▶ **What the task requires**: Since pictures do not belong in the copy, please repeat every record below exactly without them.

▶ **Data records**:

----

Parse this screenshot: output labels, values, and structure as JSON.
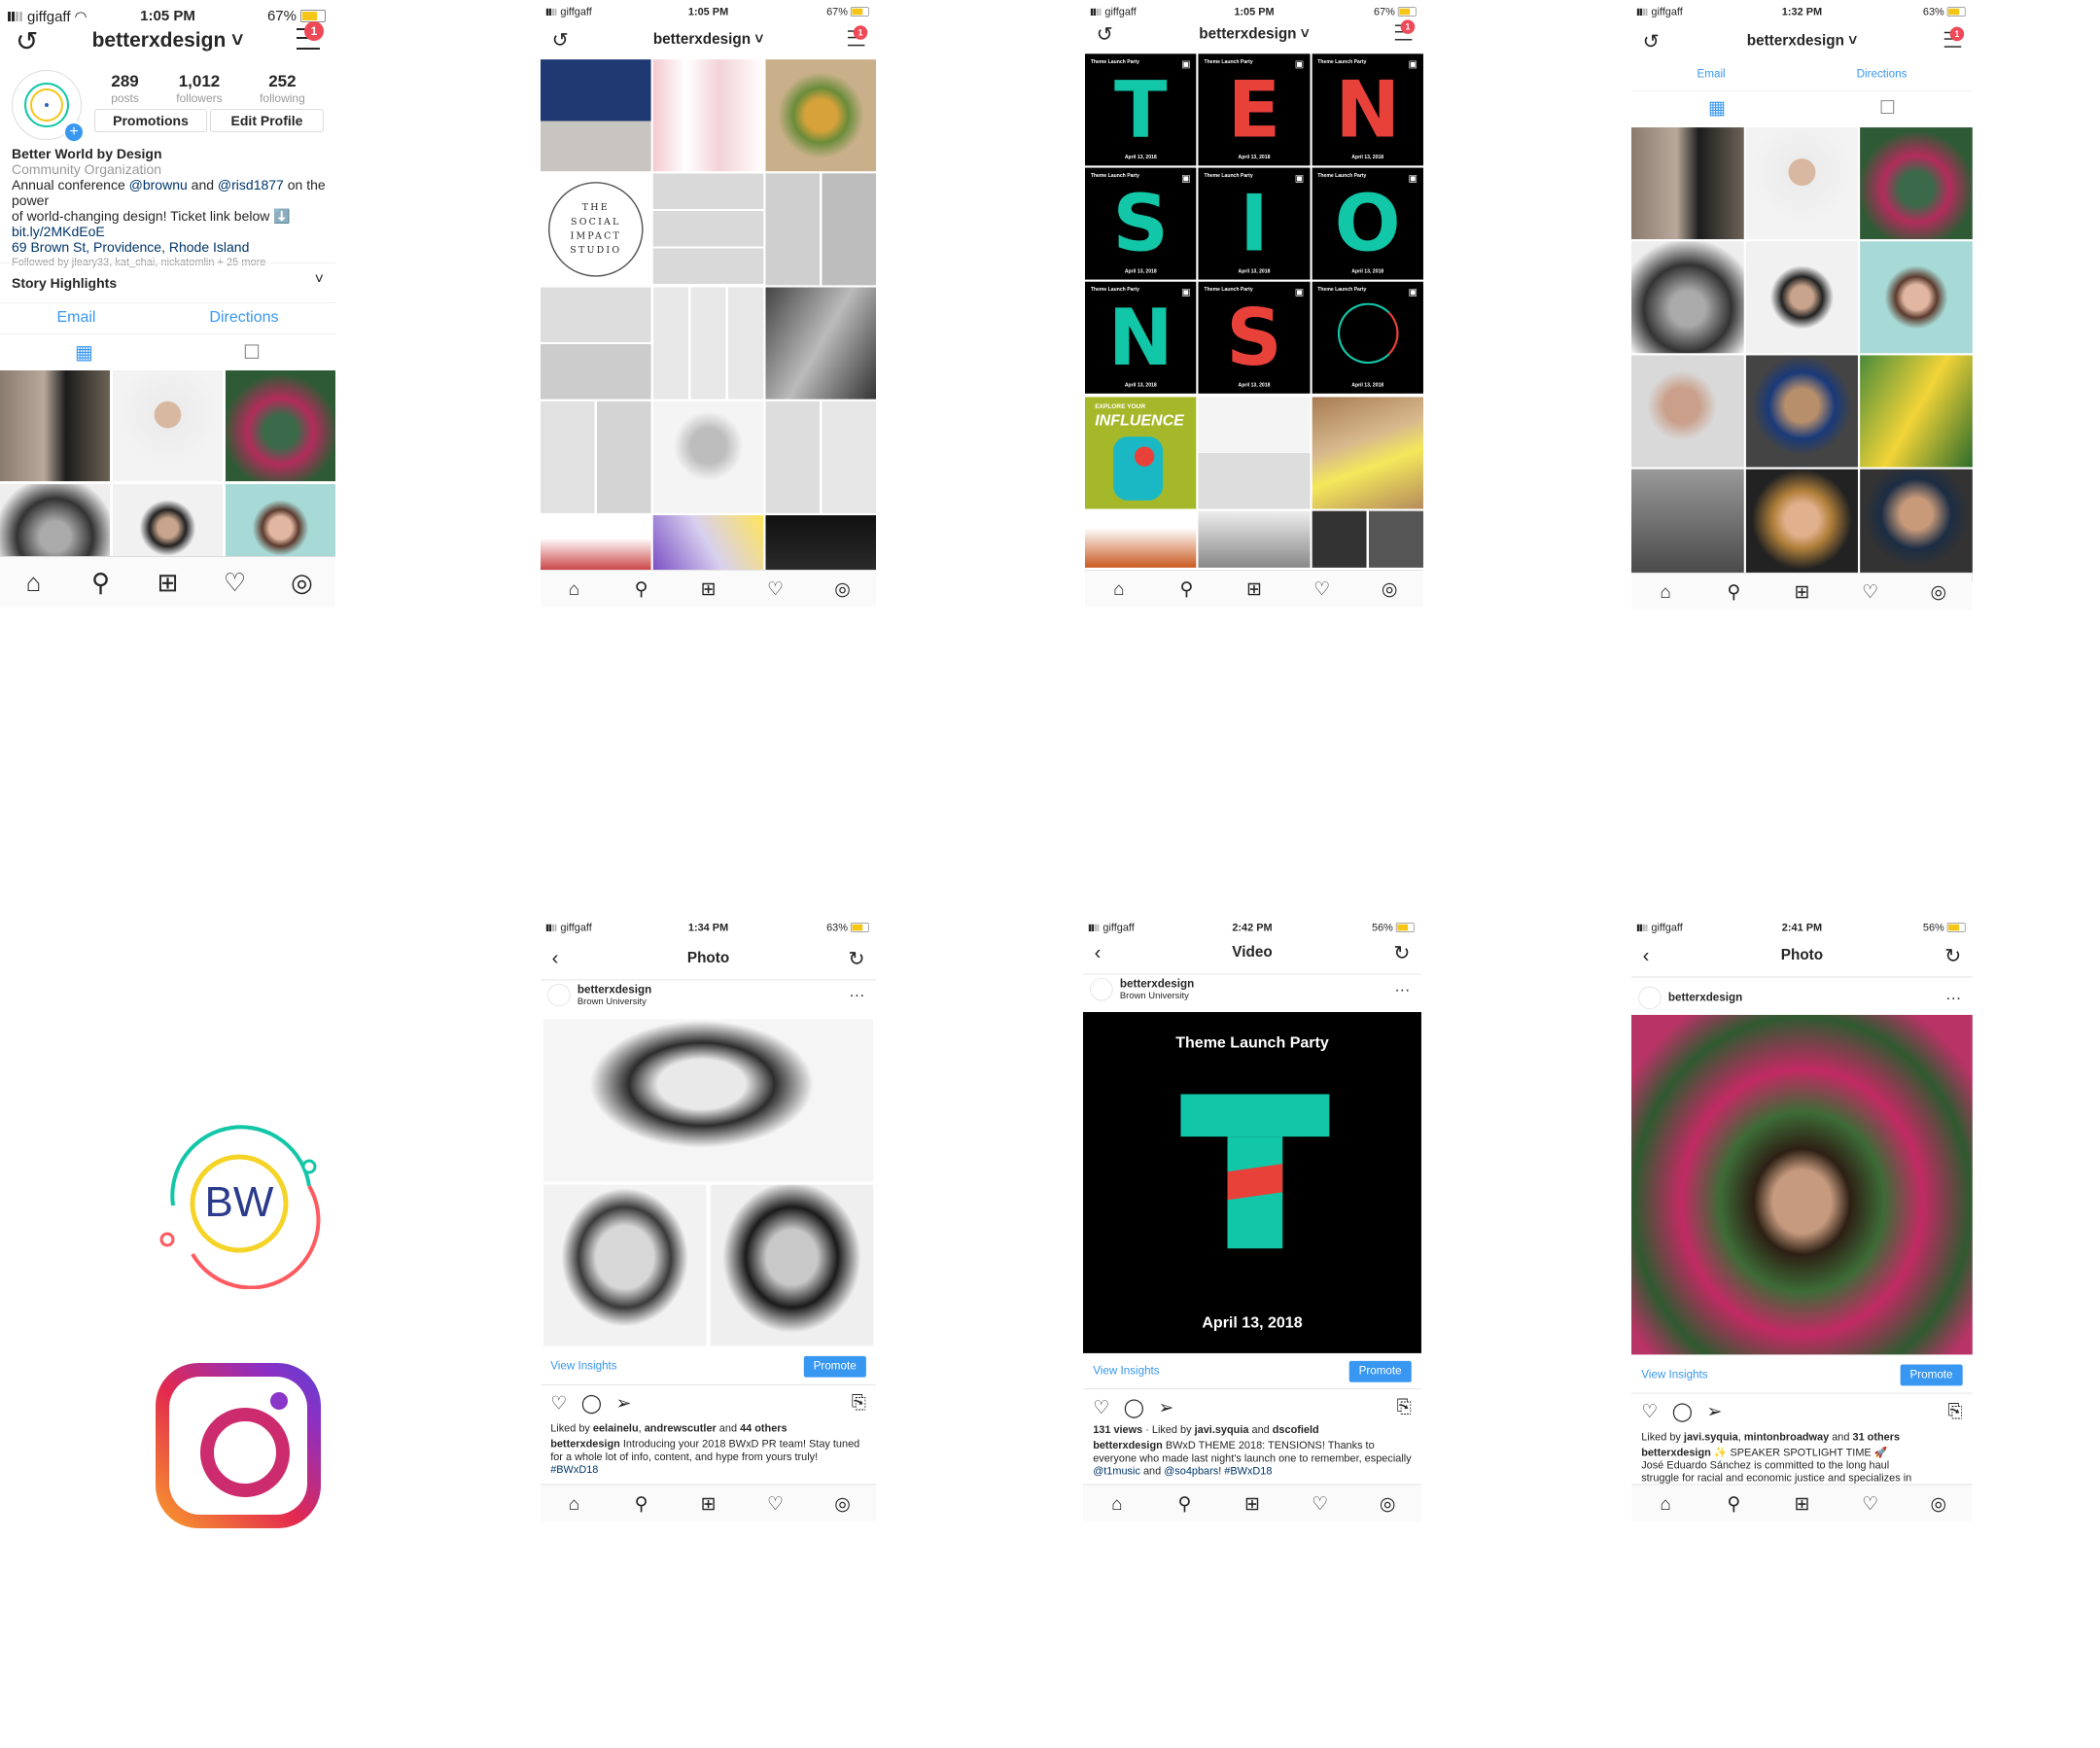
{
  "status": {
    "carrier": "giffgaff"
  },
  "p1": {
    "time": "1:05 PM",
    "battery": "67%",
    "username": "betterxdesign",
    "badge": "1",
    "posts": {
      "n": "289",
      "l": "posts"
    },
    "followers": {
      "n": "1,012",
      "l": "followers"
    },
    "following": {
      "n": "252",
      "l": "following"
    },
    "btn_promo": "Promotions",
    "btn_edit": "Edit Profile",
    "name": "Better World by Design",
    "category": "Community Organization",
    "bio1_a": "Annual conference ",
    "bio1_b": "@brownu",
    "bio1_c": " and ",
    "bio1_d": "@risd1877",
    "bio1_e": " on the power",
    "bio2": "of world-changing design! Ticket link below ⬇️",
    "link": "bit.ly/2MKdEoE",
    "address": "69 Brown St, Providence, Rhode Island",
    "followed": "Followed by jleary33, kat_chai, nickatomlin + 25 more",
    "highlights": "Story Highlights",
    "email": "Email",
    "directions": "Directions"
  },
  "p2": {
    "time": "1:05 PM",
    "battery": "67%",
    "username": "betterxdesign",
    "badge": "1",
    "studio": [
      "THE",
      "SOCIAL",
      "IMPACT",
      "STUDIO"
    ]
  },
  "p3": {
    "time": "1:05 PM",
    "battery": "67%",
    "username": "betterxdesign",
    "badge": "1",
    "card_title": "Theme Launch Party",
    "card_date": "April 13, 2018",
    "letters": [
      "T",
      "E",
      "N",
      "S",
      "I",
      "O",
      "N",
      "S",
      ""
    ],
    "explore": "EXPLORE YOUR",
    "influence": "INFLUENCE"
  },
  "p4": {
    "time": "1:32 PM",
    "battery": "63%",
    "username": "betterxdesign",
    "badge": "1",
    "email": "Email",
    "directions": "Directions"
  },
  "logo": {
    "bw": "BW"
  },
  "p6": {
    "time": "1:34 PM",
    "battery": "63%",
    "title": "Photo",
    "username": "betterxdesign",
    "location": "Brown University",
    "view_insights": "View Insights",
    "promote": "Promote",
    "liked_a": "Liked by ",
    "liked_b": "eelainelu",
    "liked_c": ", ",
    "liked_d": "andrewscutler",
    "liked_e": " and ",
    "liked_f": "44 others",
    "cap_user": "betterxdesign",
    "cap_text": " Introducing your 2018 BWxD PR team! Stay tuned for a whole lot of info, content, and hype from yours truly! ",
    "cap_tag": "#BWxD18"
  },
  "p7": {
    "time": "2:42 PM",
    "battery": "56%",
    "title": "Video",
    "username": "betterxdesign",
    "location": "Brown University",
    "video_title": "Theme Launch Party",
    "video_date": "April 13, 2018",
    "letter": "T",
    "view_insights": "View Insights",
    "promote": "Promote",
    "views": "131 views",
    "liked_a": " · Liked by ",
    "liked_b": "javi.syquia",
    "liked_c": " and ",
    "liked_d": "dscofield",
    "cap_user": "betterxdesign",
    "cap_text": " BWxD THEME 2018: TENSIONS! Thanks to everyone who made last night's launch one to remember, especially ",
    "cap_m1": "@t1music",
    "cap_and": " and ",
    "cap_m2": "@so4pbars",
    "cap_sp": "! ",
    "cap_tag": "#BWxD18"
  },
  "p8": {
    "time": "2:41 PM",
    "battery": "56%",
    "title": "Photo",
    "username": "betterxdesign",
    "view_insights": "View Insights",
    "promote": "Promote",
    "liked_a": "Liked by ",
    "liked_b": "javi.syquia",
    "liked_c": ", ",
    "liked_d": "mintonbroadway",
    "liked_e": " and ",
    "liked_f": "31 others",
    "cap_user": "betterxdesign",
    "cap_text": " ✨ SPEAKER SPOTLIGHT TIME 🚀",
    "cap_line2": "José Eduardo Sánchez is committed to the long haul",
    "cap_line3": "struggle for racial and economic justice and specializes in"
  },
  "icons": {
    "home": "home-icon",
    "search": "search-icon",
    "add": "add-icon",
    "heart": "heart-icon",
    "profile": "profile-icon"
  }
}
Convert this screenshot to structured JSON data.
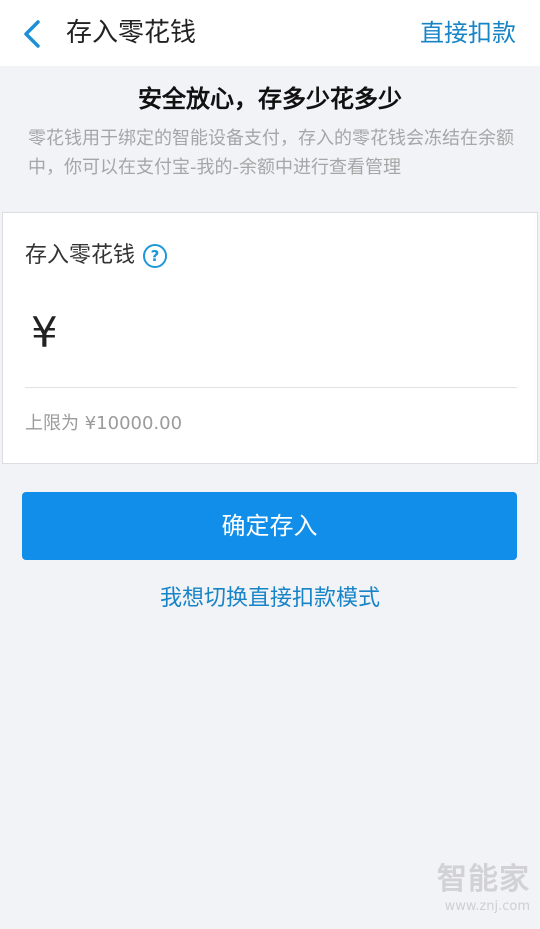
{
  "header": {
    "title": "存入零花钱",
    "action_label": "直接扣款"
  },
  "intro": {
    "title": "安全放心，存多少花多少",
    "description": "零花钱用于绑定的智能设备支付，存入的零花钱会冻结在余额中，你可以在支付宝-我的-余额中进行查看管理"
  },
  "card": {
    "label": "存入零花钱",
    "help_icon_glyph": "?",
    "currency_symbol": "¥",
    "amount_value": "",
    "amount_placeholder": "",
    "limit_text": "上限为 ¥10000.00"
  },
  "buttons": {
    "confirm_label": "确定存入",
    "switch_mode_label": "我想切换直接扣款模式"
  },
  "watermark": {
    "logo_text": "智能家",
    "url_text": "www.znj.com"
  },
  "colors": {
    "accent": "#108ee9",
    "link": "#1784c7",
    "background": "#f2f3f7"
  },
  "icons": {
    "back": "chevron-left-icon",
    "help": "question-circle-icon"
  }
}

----

▶ **Solution below**:
Parse this screenshot: output labels, values, and structure as JSON.
{
  "status": {
    "carrier": "giffgaff"
  },
  "p1": {
    "time": "1:05 PM",
    "battery": "67%",
    "username": "betterxdesign",
    "badge": "1",
    "posts": {
      "n": "289",
      "l": "posts"
    },
    "followers": {
      "n": "1,012",
      "l": "followers"
    },
    "following": {
      "n": "252",
      "l": "following"
    },
    "btn_promo": "Promotions",
    "btn_edit": "Edit Profile",
    "name": "Better World by Design",
    "category": "Community Organization",
    "bio1_a": "Annual conference ",
    "bio1_b": "@brownu",
    "bio1_c": " and ",
    "bio1_d": "@risd1877",
    "bio1_e": " on the power",
    "bio2": "of world-changing design! Ticket link below ⬇️",
    "link": "bit.ly/2MKdEoE",
    "address": "69 Brown St, Providence, Rhode Island",
    "followed": "Followed by jleary33, kat_chai, nickatomlin + 25 more",
    "highlights": "Story Highlights",
    "email": "Email",
    "directions": "Directions"
  },
  "p2": {
    "time": "1:05 PM",
    "battery": "67%",
    "username": "betterxdesign",
    "badge": "1",
    "studio": [
      "THE",
      "SOCIAL",
      "IMPACT",
      "STUDIO"
    ]
  },
  "p3": {
    "time": "1:05 PM",
    "battery": "67%",
    "username": "betterxdesign",
    "badge": "1",
    "card_title": "Theme Launch Party",
    "card_date": "April 13, 2018",
    "letters": [
      "T",
      "E",
      "N",
      "S",
      "I",
      "O",
      "N",
      "S",
      ""
    ],
    "explore": "EXPLORE YOUR",
    "influence": "INFLUENCE"
  },
  "p4": {
    "time": "1:32 PM",
    "battery": "63%",
    "username": "betterxdesign",
    "badge": "1",
    "email": "Email",
    "directions": "Directions"
  },
  "logo": {
    "bw": "BW"
  },
  "p6": {
    "time": "1:34 PM",
    "battery": "63%",
    "title": "Photo",
    "username": "betterxdesign",
    "location": "Brown University",
    "view_insights": "View Insights",
    "promote": "Promote",
    "liked_a": "Liked by ",
    "liked_b": "eelainelu",
    "liked_c": ", ",
    "liked_d": "andrewscutler",
    "liked_e": " and ",
    "liked_f": "44 others",
    "cap_user": "betterxdesign",
    "cap_text": " Introducing your 2018 BWxD PR team! Stay tuned for a whole lot of info, content, and hype from yours truly! ",
    "cap_tag": "#BWxD18"
  },
  "p7": {
    "time": "2:42 PM",
    "battery": "56%",
    "title": "Video",
    "username": "betterxdesign",
    "location": "Brown University",
    "video_title": "Theme Launch Party",
    "video_date": "April 13, 2018",
    "letter": "T",
    "view_insights": "View Insights",
    "promote": "Promote",
    "views": "131 views",
    "liked_a": " · Liked by ",
    "liked_b": "javi.syquia",
    "liked_c": " and ",
    "liked_d": "dscofield",
    "cap_user": "betterxdesign",
    "cap_text": " BWxD THEME 2018: TENSIONS! Thanks to everyone who made last night's launch one to remember, especially ",
    "cap_m1": "@t1music",
    "cap_and": " and ",
    "cap_m2": "@so4pbars",
    "cap_sp": "! ",
    "cap_tag": "#BWxD18"
  },
  "p8": {
    "time": "2:41 PM",
    "battery": "56%",
    "title": "Photo",
    "username": "betterxdesign",
    "view_insights": "View Insights",
    "promote": "Promote",
    "liked_a": "Liked by ",
    "liked_b": "javi.syquia",
    "liked_c": ", ",
    "liked_d": "mintonbroadway",
    "liked_e": " and ",
    "liked_f": "31 others",
    "cap_user": "betterxdesign",
    "cap_text": " ✨ SPEAKER SPOTLIGHT TIME 🚀",
    "cap_line2": "José Eduardo Sánchez is committed to the long haul",
    "cap_line3": "struggle for racial and economic justice and specializes in"
  },
  "icons": {
    "home": "home-icon",
    "search": "search-icon",
    "add": "add-icon",
    "heart": "heart-icon",
    "profile": "profile-icon"
  }
}
Convert this screenshot to structured JSON data.
{
  "header": {
    "title": "存入零花钱",
    "action_label": "直接扣款"
  },
  "intro": {
    "title": "安全放心，存多少花多少",
    "description": "零花钱用于绑定的智能设备支付，存入的零花钱会冻结在余额中，你可以在支付宝-我的-余额中进行查看管理"
  },
  "card": {
    "label": "存入零花钱",
    "help_icon_glyph": "?",
    "currency_symbol": "¥",
    "amount_value": "",
    "amount_placeholder": "",
    "limit_text": "上限为 ¥10000.00"
  },
  "buttons": {
    "confirm_label": "确定存入",
    "switch_mode_label": "我想切换直接扣款模式"
  },
  "watermark": {
    "logo_text": "智能家",
    "url_text": "www.znj.com"
  },
  "colors": {
    "accent": "#108ee9",
    "link": "#1784c7",
    "background": "#f2f3f7"
  },
  "icons": {
    "back": "chevron-left-icon",
    "help": "question-circle-icon"
  }
}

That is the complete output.